Environmental criteria require that the project improve, or not negatively impact, environmental factors. Social criteria require that the project create jobs and develop Belizean workerÂs skill sets.Â Economic criteria consider the level of direct foreign investment, the extent jobs will be created, and the development of renewable energy sources.
CDM Authority, Regulations, and Responsible Ministry
A CDM office has been established for Belize. Its role will include the promotion of the CDM as an economic development instrument in Belize. This office will facilitate the preparation, along with private sector partners, of CDM project proposals.Â They will submit such proposals (through the DNA) to the CDM Executive Board (EB) of the United Nations Framework Convention on Climate Change (UNFCCC) for approval.
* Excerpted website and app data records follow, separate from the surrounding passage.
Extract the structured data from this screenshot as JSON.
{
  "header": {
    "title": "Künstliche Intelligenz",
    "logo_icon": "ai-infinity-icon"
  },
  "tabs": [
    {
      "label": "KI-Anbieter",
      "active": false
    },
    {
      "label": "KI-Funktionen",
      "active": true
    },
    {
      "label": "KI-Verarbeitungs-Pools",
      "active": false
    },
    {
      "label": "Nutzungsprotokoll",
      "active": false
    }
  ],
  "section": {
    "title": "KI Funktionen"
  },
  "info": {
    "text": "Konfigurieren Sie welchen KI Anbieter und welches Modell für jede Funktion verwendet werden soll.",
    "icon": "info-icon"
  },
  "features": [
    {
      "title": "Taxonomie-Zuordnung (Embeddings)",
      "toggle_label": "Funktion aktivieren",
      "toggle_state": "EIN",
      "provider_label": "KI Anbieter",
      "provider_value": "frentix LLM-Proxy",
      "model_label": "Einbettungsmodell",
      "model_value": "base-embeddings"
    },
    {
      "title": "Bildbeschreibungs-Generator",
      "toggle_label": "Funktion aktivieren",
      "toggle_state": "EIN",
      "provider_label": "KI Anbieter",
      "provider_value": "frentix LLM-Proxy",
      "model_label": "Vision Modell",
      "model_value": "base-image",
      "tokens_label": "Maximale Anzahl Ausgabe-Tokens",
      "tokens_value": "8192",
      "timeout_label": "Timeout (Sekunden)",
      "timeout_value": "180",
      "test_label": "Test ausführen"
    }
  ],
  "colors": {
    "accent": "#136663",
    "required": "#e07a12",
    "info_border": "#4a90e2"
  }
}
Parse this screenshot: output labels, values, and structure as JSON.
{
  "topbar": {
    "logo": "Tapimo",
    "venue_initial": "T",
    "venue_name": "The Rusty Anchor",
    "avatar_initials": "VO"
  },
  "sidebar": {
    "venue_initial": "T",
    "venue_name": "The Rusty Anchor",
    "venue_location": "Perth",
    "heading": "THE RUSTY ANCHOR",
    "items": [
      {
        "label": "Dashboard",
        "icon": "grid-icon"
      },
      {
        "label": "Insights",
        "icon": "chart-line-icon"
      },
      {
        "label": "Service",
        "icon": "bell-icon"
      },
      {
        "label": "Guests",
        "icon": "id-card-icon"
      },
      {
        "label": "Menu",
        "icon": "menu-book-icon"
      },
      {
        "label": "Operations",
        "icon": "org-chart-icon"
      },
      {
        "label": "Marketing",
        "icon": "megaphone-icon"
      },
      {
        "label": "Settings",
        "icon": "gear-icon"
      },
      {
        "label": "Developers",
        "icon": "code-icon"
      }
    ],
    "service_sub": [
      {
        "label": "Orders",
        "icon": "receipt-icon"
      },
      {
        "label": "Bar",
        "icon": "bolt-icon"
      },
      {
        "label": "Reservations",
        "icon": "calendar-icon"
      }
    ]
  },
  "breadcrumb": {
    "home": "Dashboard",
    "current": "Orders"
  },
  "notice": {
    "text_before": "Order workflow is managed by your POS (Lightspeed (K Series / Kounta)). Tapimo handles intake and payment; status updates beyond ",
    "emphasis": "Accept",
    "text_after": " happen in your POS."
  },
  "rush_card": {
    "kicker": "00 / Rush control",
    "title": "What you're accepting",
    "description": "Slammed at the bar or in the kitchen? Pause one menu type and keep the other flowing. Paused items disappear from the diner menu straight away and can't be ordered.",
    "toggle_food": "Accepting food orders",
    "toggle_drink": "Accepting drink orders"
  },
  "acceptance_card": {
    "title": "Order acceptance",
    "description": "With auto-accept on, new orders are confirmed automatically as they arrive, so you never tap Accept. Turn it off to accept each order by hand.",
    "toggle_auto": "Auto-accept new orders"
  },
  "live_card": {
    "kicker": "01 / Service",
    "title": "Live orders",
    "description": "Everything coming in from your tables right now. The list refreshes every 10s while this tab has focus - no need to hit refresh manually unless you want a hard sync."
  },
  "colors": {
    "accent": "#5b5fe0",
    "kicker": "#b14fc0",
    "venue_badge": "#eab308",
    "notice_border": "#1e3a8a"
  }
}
To participate in the CDM, Belize is required to establish a Designated National Authority (DNA). Â Belize is in the process of setting up the DNA, to evaluate and approve projects based on the national sustainable development criteria. The DNA will also confirm or certify that the proposed project will assist the country in meeting its development objectives.
The Office of the Chief Executive Officer of the Ministry of Natural Resources and the Environment has been designated as the DNA. This program is being administered by the National Meteorological Services, under the Ministry of Natural Resources and the Environment.
The legal authority for the establishment and operation of the DNA in Belize is being derived through the promulgation of Regulations to an existing Act of Parliament (The Environmental Protection Act, Chapter 328 of the Laws of Belize, Revised Edition 2000).
Why Belize Acceded to Kyoto Protocol
Scientists have observed the substantial melting of the polar glaciers.Â They are predicting a rise in sea level of 1.65 meters over the next 50 years, if carbon emissions are not significantly reduced.
Belize is aware and concerned that such a rise in sea level will be devastating for their country. Â It would have a catastrophic impact on BelizeÂs famous barrier reef.Â BelizeÂs coastline and cayes would be permanently altered.Â Such a rise in sea level could also inundate much of BelizeÂs farmland and negatively impact their fisheries and fishing industry.
Living a Sustainable Lifestyle in Belizse
An increasing number of North Americans are moving to Belize because they want to live a sustainable lifestyle, off the grid.Â They consider Belize a perfect place to do so, especially in certain regions of the mainland.Â With plenty of opportunity to harness solar and wind energy, green energy is a viable option to harness alternative energy sources.Â And many of these new expats also plan to live off the land, growing their own produce, like their forefathers didÂ
In the future IÂll provide more info on the green energy projects, as they are approved and implemented in Belize. Â And, of course, you are welcome to come to Belize for one of our Chill Weekends, if you would like to check out the lifestyle on Ambergris Caye.
How to Invest in a Green Energy Project in Belize